Task statement >>
Check each line of the data below for the word "пользователи", then extract the ones that have it.

(Provided records Opens)

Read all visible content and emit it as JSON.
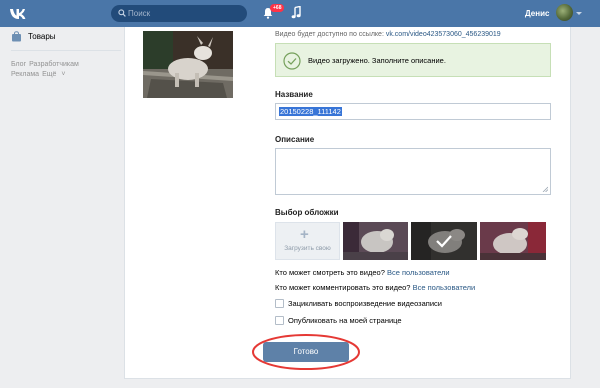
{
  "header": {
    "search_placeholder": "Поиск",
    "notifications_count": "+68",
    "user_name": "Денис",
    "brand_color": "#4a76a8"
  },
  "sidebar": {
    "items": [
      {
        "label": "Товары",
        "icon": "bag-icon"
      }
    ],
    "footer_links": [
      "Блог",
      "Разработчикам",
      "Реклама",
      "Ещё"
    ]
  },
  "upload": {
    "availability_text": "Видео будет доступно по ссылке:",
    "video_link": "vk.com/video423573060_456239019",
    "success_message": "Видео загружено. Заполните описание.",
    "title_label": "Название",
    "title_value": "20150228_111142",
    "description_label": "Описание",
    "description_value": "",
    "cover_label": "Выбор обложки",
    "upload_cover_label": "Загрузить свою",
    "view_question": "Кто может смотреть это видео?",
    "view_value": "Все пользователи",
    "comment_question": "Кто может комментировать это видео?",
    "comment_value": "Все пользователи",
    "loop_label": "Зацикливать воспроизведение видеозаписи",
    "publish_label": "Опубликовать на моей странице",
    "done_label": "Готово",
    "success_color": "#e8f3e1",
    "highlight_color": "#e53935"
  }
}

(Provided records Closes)
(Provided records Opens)

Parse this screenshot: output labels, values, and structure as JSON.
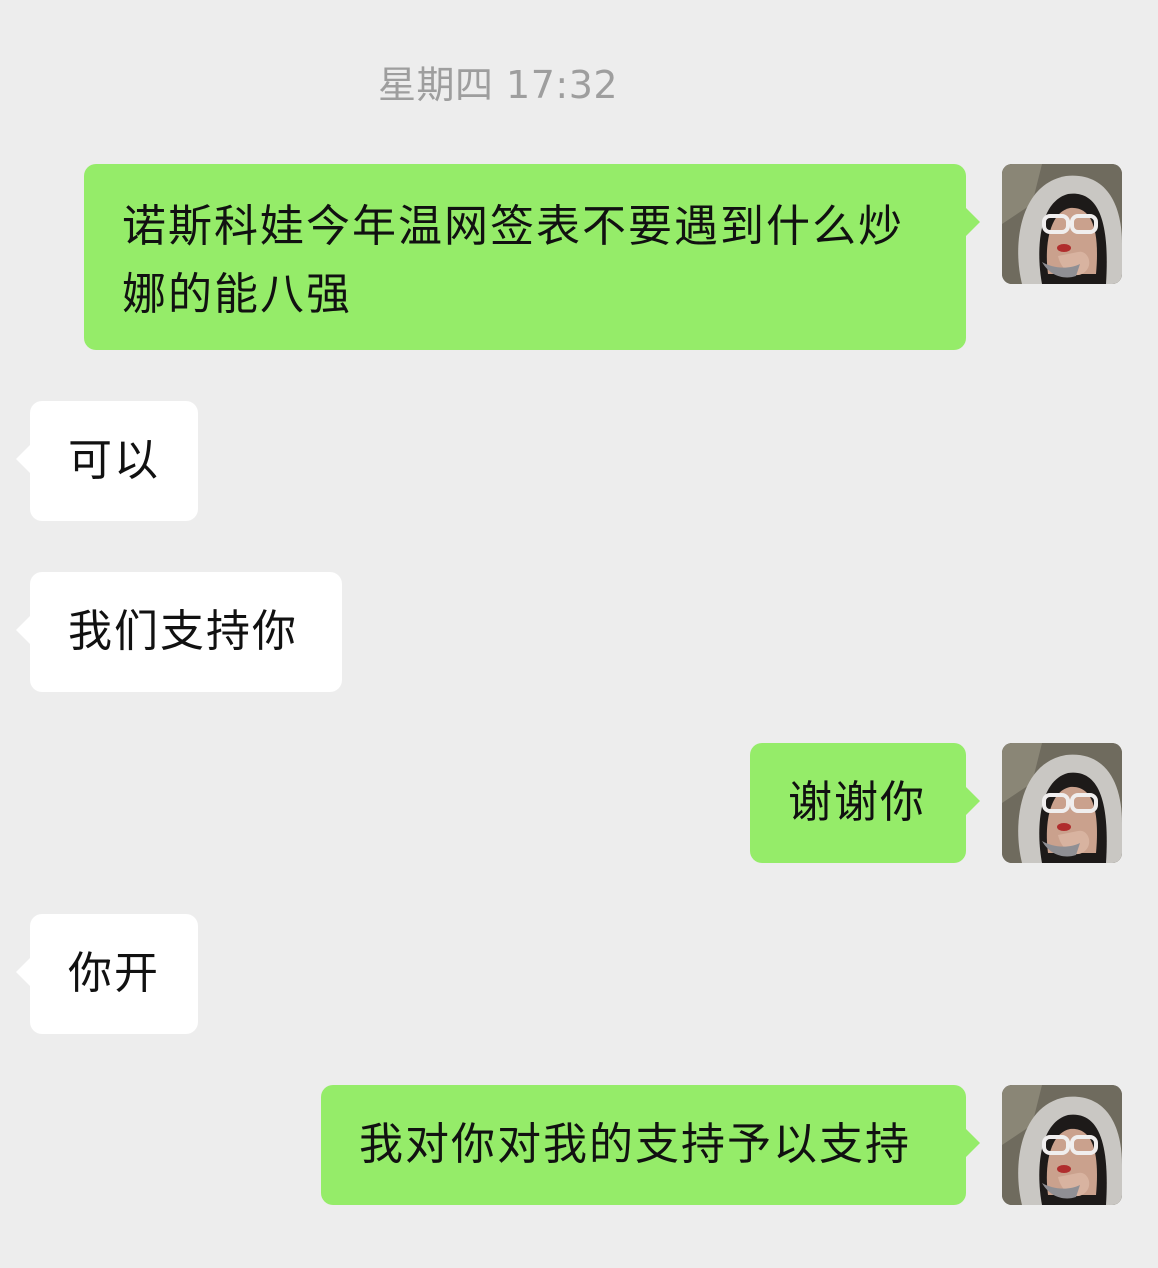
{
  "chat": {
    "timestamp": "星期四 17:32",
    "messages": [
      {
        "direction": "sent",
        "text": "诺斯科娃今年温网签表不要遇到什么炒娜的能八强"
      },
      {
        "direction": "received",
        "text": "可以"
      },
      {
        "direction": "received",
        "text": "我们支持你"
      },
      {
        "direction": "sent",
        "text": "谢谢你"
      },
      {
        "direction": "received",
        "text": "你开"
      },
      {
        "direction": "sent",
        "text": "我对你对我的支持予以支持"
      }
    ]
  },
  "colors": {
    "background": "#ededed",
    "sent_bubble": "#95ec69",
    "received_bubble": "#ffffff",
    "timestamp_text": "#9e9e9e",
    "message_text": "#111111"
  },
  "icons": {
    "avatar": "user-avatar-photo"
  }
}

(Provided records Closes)

Exercise result >>
    "view_value": "Все пользователи",
    "comment_value": "Все пользователи",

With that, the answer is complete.